[Work request]:
Would you retype the whole listing exactly?

──────

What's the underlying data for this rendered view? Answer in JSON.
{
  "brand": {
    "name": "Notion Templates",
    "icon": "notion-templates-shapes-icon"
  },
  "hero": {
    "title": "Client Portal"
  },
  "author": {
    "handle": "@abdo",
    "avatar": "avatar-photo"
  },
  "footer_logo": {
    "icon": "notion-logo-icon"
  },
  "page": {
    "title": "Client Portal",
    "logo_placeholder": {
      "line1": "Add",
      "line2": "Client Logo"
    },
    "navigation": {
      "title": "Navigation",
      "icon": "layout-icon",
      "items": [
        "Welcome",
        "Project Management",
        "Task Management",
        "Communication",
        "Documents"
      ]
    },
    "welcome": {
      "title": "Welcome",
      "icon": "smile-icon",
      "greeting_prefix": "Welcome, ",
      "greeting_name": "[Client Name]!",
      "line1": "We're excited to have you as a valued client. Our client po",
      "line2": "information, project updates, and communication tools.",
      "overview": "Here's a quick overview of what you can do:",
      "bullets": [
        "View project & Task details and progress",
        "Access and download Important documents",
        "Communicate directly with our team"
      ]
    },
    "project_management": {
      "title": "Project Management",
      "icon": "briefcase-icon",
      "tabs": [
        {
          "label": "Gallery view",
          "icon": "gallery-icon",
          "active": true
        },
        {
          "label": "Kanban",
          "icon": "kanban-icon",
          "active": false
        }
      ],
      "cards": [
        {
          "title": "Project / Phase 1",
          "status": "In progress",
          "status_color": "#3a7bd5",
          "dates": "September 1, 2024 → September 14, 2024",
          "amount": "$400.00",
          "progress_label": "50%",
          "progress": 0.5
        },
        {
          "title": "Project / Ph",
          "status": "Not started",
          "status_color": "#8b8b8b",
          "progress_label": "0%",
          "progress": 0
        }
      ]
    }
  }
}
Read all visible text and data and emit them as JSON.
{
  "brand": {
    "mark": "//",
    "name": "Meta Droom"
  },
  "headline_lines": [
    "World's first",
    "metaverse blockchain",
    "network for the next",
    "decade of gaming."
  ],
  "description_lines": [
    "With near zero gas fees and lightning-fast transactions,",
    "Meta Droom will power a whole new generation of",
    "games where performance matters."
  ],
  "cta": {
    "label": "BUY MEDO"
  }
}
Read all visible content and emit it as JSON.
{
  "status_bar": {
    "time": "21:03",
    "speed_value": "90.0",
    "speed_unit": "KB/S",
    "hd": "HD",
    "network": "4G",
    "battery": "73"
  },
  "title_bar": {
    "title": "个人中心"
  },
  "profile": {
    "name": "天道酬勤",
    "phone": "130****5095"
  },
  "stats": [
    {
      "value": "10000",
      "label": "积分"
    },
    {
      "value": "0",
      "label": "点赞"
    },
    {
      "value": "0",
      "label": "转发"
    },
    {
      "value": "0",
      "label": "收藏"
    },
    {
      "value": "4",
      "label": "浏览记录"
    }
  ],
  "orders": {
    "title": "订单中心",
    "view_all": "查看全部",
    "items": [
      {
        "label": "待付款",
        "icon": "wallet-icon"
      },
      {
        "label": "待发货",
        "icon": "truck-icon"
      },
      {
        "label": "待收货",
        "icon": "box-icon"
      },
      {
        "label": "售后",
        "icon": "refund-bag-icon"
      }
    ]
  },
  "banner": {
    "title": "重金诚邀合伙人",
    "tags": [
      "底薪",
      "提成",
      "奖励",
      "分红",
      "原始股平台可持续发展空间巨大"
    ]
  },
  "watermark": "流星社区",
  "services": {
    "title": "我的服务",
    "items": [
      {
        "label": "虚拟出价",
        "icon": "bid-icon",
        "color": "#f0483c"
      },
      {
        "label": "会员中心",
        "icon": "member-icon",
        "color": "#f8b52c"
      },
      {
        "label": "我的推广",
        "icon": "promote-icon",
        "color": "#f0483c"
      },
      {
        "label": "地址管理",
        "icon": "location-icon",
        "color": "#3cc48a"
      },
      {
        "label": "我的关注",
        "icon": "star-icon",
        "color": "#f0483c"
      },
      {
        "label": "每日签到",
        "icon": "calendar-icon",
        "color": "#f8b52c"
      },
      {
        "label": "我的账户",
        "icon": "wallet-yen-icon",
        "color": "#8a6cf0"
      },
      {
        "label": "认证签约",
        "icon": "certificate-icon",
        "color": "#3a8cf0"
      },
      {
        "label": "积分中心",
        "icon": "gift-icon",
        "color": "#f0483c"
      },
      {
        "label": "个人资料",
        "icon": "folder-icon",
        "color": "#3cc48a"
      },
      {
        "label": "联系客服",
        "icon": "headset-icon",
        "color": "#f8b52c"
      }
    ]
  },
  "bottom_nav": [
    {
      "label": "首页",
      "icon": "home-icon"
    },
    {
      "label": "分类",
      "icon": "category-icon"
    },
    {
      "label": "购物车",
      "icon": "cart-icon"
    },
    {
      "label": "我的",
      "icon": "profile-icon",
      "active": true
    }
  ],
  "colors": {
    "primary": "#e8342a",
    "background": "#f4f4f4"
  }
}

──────

[Answer to the problem]:
What's the underlying data for this rendered view? Answer in JSON.
{
  "brand": {
    "name": "Notion Templates",
    "icon": "notion-templates-shapes-icon"
  },
  "hero": {
    "title": "Client Portal"
  },
  "author": {
    "handle": "@abdo",
    "avatar": "avatar-photo"
  },
  "footer_logo": {
    "icon": "notion-logo-icon"
  },
  "page": {
    "title": "Client Portal",
    "logo_placeholder": {
      "line1": "Add",
      "line2": "Client Logo"
    },
    "navigation": {
      "title": "Navigation",
      "icon": "layout-icon",
      "items": [
        "Welcome",
        "Project Management",
        "Task Management",
        "Communication",
        "Documents"
      ]
    },
    "welcome": {
      "title": "Welcome",
      "icon": "smile-icon",
      "greeting_prefix": "Welcome, ",
      "greeting_name": "[Client Name]!",
      "line1": "We're excited to have you as a valued client. Our client po",
      "line2": "information, project updates, and communication tools.",
      "overview": "Here's a quick overview of what you can do:",
      "bullets": [
        "View project & Task details and progress",
        "Access and download Important documents",
        "Communicate directly with our team"
      ]
    },
    "project_management": {
      "title": "Project Management",
      "icon": "briefcase-icon",
      "tabs": [
        {
          "label": "Gallery view",
          "icon": "gallery-icon",
          "active": true
        },
        {
          "label": "Kanban",
          "icon": "kanban-icon",
          "active": false
        }
      ],
      "cards": [
        {
          "title": "Project / Phase 1",
          "status": "In progress",
          "status_color": "#3a7bd5",
          "dates": "September 1, 2024 → September 14, 2024",
          "amount": "$400.00",
          "progress_label": "50%",
          "progress": 0.5
        },
        {
          "title": "Project / Ph",
          "status": "Not started",
          "status_color": "#8b8b8b",
          "progress_label": "0%",
          "progress": 0
        }
      ]
    }
  }
}
Read all visible text and data and emit them as JSON.
{
  "brand": {
    "mark": "//",
    "name": "Meta Droom"
  },
  "headline_lines": [
    "World's first",
    "metaverse blockchain",
    "network for the next",
    "decade of gaming."
  ],
  "description_lines": [
    "With near zero gas fees and lightning-fast transactions,",
    "Meta Droom will power a whole new generation of",
    "games where performance matters."
  ],
  "cta": {
    "label": "BUY MEDO"
  }
}
Read all visible content and emit it as JSON.
{
  "status_bar": {
    "time": "21:03",
    "speed_value": "90.0",
    "speed_unit": "KB/S",
    "hd": "HD",
    "network": "4G",
    "battery": "73"
  },
  "title_bar": {
    "title": "个人中心"
  },
  "profile": {
    "name": "天道酬勤",
    "phone": "130****5095"
  },
  "stats": [
    {
      "value": "10000",
      "label": "积分"
    },
    {
      "value": "0",
      "label": "点赞"
    },
    {
      "value": "0",
      "label": "转发"
    },
    {
      "value": "0",
      "label": "收藏"
    },
    {
      "value": "4",
      "label": "浏览记录"
    }
  ],
  "orders": {
    "title": "订单中心",
    "view_all": "查看全部",
    "items": [
      {
        "label": "待付款",
        "icon": "wallet-icon"
      },
      {
        "label": "待发货",
        "icon": "truck-icon"
      },
      {
        "label": "待收货",
        "icon": "box-icon"
      },
      {
        "label": "售后",
        "icon": "refund-bag-icon"
      }
    ]
  },
  "banner": {
    "title": "重金诚邀合伙人",
    "tags": [
      "底薪",
      "提成",
      "奖励",
      "分红",
      "原始股平台可持续发展空间巨大"
    ]
  },
  "watermark": "流星社区",
  "services": {
    "title": "我的服务",
    "items": [
      {
        "label": "虚拟出价",
        "icon": "bid-icon",
        "color": "#f0483c"
      },
      {
        "label": "会员中心",
        "icon": "member-icon",
        "color": "#f8b52c"
      },
      {
        "label": "我的推广",
        "icon": "promote-icon",
        "color": "#f0483c"
      },
      {
        "label": "地址管理",
        "icon": "location-icon",
        "color": "#3cc48a"
      },
      {
        "label": "我的关注",
        "icon": "star-icon",
        "color": "#f0483c"
      },
      {
        "label": "每日签到",
        "icon": "calendar-icon",
        "color": "#f8b52c"
      },
      {
        "label": "我的账户",
        "icon": "wallet-yen-icon",
        "color": "#8a6cf0"
      },
      {
        "label": "认证签约",
        "icon": "certificate-icon",
        "color": "#3a8cf0"
      },
      {
        "label": "积分中心",
        "icon": "gift-icon",
        "color": "#f0483c"
      },
      {
        "label": "个人资料",
        "icon": "folder-icon",
        "color": "#3cc48a"
      },
      {
        "label": "联系客服",
        "icon": "headset-icon",
        "color": "#f8b52c"
      }
    ]
  },
  "bottom_nav": [
    {
      "label": "首页",
      "icon": "home-icon"
    },
    {
      "label": "分类",
      "icon": "category-icon"
    },
    {
      "label": "购物车",
      "icon": "cart-icon"
    },
    {
      "label": "我的",
      "icon": "profile-icon",
      "active": true
    }
  ],
  "colors": {
    "primary": "#e8342a",
    "background": "#f4f4f4"
  }
}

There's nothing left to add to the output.